Shirley first arrived in Alaska in 1980 when she landed in Dillingham to work for Queen Fisheries for the summer. After returning home to Seattle at the end of the season, she soon realized she wanted to be back in Alaska full time. After applying to seafood processers in Bristol Bay, Kodiak, and Unalaska, it was Pan Alaska Fisheries in Unalaska/Dutch Harbor that offered her the way back. She worked in the seafood processing industry for the next eight years. Accepting a position with a fishing vessel logistics company in Captains Bay that lasted five years created a new direction, a new challenge, and ultimately a new (and only) husband.
Fast forward to going to work for Samson Tug and Barge as the Dutch Harbor Operations Manager (with a newborn) and spending the next twenty years immersed in the maritime transportation industry with a focus on the seafood industry and small local business support. During these years she ran for City Council in 1994, and to her shock, won. This was the start of 23 consecutive years of service in local government with ten years on Council and thirteen years serving as Mayor of the City of Unalaska.
Staying true to her maritime roots (Father served in the USCG and Mother in the Navy) Shirley focused on maritime safety and risk reduction in the Bering Sea and Aleutian Islands. She served on the Aleutian Island Risk Assessment team after the ill-fated Selendang Ayu ran aground off Unalaska Island in 2004 and was instrumental in the development and design of the Emergency Towing System (ETS) that is on-site and ready for deployment around the state today. Supporting the AMHS by serving on the MTAB for ten years she successfully led the push to add a second port call each month to the Tustumena’s summer route in order to better serve coastal SW Alaska.
Called to serve by Governor Bill Walker in 2017, Shirley took the position as Alaska’s Director of Boards and Commissions for just over a year, and then Executive Director of the Alaska Marine Highway System for just under a year. Both roles were complex and challenging, yet greatly enjoyable.

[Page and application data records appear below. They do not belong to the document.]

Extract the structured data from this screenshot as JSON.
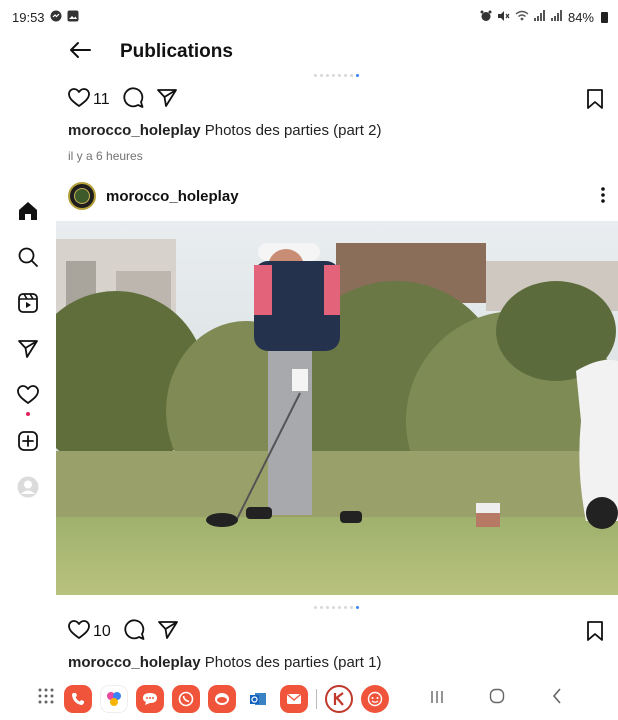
{
  "status": {
    "time": "19:53",
    "battery": "84%"
  },
  "header": {
    "back_icon": "arrow-left-icon",
    "title": "Publications"
  },
  "posts": [
    {
      "likes": "11",
      "username": "morocco_holeplay",
      "caption": "Photos des parties (part 2)",
      "time_ago": "il y a 6 heures"
    },
    {
      "username": "morocco_holeplay",
      "likes": "10",
      "caption": "Photos des parties (part 1)"
    }
  ],
  "sidebar": {
    "items": [
      {
        "name": "home-icon"
      },
      {
        "name": "search-icon"
      },
      {
        "name": "reels-icon"
      },
      {
        "name": "direct-messages-icon"
      },
      {
        "name": "notifications-icon"
      },
      {
        "name": "create-icon"
      },
      {
        "name": "profile-icon"
      }
    ]
  },
  "colors": {
    "accent_dot": "#3b82f6",
    "notification": "#e0245e"
  }
}
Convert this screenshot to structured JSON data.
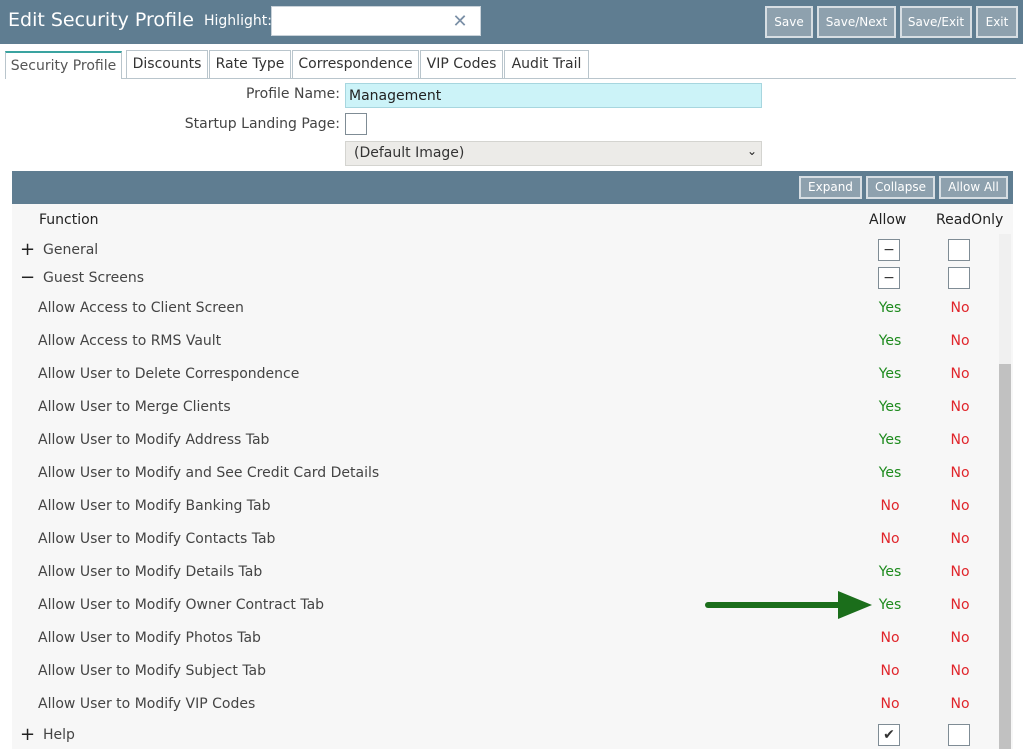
{
  "header": {
    "title": "Edit Security Profile",
    "highlight_label": "Highlight:",
    "highlight_value": "",
    "buttons": {
      "save": "Save",
      "save_next": "Save/Next",
      "save_exit": "Save/Exit",
      "exit": "Exit"
    }
  },
  "tabs": [
    "Security Profile",
    "Discounts",
    "Rate Type",
    "Correspondence",
    "VIP Codes",
    "Audit Trail"
  ],
  "form": {
    "profile_name_label": "Profile Name:",
    "profile_name_value": "Management",
    "landing_label": "Startup Landing Page:",
    "image_select_value": "(Default Image)"
  },
  "panel": {
    "expand": "Expand",
    "collapse": "Collapse",
    "allow_all": "Allow All"
  },
  "grid": {
    "col_function": "Function",
    "col_allow": "Allow",
    "col_readonly": "ReadOnly",
    "groups": {
      "general": {
        "toggle": "+",
        "label": "General"
      },
      "guest": {
        "toggle": "−",
        "label": "Guest Screens"
      },
      "help": {
        "toggle": "+",
        "label": "Help"
      }
    },
    "rows": [
      {
        "label": "Allow Access to Client Screen",
        "allow": "Yes",
        "readonly": "No"
      },
      {
        "label": "Allow Access to RMS Vault",
        "allow": "Yes",
        "readonly": "No"
      },
      {
        "label": "Allow User to Delete Correspondence",
        "allow": "Yes",
        "readonly": "No"
      },
      {
        "label": "Allow User to Merge Clients",
        "allow": "Yes",
        "readonly": "No"
      },
      {
        "label": "Allow User to Modify Address Tab",
        "allow": "Yes",
        "readonly": "No"
      },
      {
        "label": "Allow User to Modify and See Credit Card Details",
        "allow": "Yes",
        "readonly": "No"
      },
      {
        "label": "Allow User to Modify Banking Tab",
        "allow": "No",
        "readonly": "No"
      },
      {
        "label": "Allow User to Modify Contacts Tab",
        "allow": "No",
        "readonly": "No"
      },
      {
        "label": "Allow User to Modify Details Tab",
        "allow": "Yes",
        "readonly": "No"
      },
      {
        "label": "Allow User to Modify Owner Contract Tab",
        "allow": "Yes",
        "readonly": "No"
      },
      {
        "label": "Allow User to Modify Photos Tab",
        "allow": "No",
        "readonly": "No"
      },
      {
        "label": "Allow User to Modify Subject Tab",
        "allow": "No",
        "readonly": "No"
      },
      {
        "label": "Allow User to Modify VIP Codes",
        "allow": "No",
        "readonly": "No"
      }
    ]
  },
  "colors": {
    "header_bg": "#5f7d91",
    "yes": "#1d8a1d",
    "no": "#e0252b",
    "arrow": "#1b6e1b",
    "tab_accent": "#3aa3a0"
  }
}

Southwest Alaska is in Shirley’s blood. A unique, challenging, beautiful, heartbreaking place of adventure, peace, joy and belonging is the best way she can explain to folks in the Lower 48 as to why she spent 40 years of her life 800 miles west of Anchorage on an island between the Bering Sea and the Gulf of Alaska. That’s good enough for her.